Patrick Cleary, directing "Hand to God" at AFD November 15-24, offers insights into the cracked, funny, insightful play...
I've been a puppeteer and a puppet maker for about 5-6 years. I've had a channel on YouTube where I and my partner Peter created and performed with puppets in short skits, www.youtube.com/xingcat.
When I first saw "Hand to God" on Broadway, I knew it was a play I wanted to direct at some point. There's a tradition of puppets being used in Southern Christian churches (any puppeteer who has any sort of online presence is used to getting requests to build puppets for church performances), and using that tradition to tell a story about the challenges that faith can be presented with when handling deeply human problems worked for me.
Puppets are usually seen as for kids, so to re-contextualize them as showing the basest instincts of the characters' minds was a great twist on the idea of using puppets in theater.
To me, "Hand to God" isn't a play about God, or about puppets, or sex or violence.

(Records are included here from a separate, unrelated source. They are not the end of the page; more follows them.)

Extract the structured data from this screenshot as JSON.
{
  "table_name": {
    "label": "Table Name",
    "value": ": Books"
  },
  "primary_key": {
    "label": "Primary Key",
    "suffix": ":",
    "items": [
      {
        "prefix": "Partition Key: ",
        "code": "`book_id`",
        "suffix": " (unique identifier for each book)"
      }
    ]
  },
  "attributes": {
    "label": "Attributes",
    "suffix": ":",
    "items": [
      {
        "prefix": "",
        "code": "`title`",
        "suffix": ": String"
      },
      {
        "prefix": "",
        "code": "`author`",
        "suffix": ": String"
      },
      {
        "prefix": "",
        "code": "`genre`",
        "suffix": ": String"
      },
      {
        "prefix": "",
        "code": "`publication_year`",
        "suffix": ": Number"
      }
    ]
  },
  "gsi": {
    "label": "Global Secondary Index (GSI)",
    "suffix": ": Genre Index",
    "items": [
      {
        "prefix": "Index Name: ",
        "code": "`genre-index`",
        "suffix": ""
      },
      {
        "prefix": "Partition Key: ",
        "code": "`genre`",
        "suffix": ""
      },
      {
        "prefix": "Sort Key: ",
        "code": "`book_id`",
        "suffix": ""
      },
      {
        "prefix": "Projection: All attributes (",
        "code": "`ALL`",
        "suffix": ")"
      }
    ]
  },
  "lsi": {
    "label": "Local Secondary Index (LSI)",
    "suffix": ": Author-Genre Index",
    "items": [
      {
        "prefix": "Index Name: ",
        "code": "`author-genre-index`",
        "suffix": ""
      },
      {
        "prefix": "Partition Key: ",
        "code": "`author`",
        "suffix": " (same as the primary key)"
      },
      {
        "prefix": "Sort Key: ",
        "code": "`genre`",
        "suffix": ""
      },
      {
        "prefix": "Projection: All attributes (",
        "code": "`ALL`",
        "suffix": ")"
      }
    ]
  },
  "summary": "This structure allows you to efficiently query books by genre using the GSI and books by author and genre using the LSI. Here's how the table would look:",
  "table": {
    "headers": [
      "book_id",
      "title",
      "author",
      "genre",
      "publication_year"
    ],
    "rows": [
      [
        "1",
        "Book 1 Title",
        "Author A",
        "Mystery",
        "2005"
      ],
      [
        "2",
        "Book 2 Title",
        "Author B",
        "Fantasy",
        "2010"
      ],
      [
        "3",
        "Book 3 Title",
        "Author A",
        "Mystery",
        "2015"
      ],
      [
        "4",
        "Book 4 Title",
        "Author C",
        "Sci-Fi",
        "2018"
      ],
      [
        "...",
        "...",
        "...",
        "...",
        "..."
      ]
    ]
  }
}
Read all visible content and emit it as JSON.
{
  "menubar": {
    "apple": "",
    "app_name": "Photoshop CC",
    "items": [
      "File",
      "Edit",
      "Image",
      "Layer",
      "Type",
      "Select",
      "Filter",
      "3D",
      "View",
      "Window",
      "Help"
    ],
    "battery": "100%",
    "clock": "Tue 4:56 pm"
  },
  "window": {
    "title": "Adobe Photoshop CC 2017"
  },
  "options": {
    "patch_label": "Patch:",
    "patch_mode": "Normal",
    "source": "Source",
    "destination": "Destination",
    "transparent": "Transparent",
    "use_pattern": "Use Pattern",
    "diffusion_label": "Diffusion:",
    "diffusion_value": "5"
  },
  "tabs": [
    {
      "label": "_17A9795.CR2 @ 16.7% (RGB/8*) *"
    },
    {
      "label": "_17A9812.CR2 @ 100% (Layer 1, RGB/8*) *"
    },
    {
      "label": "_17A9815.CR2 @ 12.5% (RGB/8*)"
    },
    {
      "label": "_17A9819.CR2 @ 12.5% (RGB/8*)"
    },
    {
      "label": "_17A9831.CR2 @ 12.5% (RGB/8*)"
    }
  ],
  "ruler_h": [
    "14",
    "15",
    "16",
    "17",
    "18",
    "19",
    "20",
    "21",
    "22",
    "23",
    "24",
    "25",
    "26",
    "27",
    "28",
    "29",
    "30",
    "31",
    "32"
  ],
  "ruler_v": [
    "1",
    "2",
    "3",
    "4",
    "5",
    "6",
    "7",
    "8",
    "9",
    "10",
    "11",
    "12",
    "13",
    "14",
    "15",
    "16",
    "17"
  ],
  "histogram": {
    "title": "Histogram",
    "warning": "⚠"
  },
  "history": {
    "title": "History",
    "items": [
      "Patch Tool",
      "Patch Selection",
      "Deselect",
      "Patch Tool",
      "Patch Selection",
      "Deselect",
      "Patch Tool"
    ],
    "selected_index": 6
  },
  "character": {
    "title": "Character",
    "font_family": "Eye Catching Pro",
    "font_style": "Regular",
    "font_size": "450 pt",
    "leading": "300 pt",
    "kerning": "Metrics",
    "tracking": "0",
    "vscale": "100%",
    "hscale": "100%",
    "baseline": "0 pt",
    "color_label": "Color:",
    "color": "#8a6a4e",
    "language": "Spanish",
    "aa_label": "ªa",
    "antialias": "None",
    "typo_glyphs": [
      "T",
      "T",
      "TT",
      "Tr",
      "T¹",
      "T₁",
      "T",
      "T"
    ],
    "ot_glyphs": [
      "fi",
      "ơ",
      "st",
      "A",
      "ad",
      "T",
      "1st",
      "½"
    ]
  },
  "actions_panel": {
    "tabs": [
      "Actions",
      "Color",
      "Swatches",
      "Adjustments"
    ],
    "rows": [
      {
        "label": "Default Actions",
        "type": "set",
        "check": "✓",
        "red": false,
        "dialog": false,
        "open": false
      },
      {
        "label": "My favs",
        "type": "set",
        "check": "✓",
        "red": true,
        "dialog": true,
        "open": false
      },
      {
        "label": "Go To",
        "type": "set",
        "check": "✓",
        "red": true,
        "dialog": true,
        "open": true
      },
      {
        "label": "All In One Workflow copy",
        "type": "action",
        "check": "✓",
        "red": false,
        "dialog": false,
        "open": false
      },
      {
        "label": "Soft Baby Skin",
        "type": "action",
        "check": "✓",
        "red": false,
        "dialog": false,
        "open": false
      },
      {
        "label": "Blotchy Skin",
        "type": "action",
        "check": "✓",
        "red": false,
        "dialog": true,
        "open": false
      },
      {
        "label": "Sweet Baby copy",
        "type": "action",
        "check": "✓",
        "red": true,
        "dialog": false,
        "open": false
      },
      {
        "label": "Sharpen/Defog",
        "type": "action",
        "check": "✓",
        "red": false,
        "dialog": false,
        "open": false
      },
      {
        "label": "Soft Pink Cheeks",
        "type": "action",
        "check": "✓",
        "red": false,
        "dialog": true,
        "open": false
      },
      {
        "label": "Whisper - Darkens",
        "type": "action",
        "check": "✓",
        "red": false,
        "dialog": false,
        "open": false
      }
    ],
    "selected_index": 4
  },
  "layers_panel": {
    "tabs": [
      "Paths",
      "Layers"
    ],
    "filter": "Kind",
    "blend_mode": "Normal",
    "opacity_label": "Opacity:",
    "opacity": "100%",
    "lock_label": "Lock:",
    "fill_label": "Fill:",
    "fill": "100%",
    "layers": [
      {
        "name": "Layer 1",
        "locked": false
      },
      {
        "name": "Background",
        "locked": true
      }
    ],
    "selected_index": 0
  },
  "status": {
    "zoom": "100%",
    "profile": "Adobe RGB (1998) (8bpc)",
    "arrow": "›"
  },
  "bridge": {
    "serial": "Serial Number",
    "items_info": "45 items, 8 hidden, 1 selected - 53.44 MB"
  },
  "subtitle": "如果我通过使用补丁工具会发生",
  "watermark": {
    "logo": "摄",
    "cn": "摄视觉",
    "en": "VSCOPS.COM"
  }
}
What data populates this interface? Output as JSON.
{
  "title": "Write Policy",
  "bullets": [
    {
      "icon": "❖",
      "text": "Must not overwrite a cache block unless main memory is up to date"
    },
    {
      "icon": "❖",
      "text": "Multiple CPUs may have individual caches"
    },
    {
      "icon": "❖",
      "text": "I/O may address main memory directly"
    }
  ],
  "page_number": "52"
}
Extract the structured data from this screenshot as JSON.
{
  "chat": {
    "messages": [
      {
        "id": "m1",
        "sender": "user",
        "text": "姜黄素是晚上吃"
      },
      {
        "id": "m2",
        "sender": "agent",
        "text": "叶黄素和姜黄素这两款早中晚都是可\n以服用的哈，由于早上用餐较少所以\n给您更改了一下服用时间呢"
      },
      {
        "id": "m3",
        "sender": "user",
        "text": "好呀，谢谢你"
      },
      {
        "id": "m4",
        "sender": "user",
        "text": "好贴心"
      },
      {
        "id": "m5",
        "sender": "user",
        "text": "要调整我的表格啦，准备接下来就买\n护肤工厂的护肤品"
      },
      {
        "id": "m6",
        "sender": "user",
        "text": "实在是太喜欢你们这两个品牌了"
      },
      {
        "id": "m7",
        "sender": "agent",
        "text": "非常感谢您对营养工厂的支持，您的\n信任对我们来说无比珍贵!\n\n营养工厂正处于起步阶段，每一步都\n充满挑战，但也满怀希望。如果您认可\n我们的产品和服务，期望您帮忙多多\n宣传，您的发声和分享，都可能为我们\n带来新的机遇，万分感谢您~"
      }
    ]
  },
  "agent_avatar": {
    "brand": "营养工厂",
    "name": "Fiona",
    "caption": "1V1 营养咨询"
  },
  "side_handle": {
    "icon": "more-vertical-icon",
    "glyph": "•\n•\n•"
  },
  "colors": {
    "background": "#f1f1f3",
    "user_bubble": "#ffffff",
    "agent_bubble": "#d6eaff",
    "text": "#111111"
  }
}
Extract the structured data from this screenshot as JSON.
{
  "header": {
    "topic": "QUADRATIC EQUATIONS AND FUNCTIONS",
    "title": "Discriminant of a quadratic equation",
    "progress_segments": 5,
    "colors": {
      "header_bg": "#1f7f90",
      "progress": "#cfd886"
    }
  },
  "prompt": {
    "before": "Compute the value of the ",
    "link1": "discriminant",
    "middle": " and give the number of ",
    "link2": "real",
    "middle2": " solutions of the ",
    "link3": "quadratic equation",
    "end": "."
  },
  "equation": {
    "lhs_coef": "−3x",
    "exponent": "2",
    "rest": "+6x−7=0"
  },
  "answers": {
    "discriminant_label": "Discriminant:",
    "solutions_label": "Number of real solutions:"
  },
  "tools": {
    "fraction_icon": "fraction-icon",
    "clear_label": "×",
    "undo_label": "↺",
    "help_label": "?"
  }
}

It's about how limited we are, as human beings, in understanding how to love ourselves and one another in our entirety.
We often think about the good and bad in all of us, but we think that the "bad" things, like jealousy or lust or anger or sadness, need to be removed from us in order to connect, be love, or be good people. Putting all of those base instincts into a representation of ourselves (like the ancient folklore of Golem) allows us to see what we value, and what we're trying to hide, and how limited the church or our relationships or parenting skills can be when we're talking about embracing ourselves as whole, complicated people.
If you ask someone who has heard about Hand to God and ask them to describe it, you'll most likely get some variation on, "It's an adult puppet show," or, "It's a vulgar comedy about religion," or something about sex and violence. While all of those things are absolutely true (as well as being hilarious and well-written), to me, "Hand to God" is about so much more.
I'm thrilled that Arlington Friends of the Drama has taken on this play. Community theater often has to balance the new and controversial with the expectations of our audience and the bottom-line, and "Hand to God" can be a polarizing piece. I'll be forever grateful to have the opportunity to direct this script in this space.
With a hopeful message underneath it all, the play was truly a challenge for me as a director and as a puppeteer.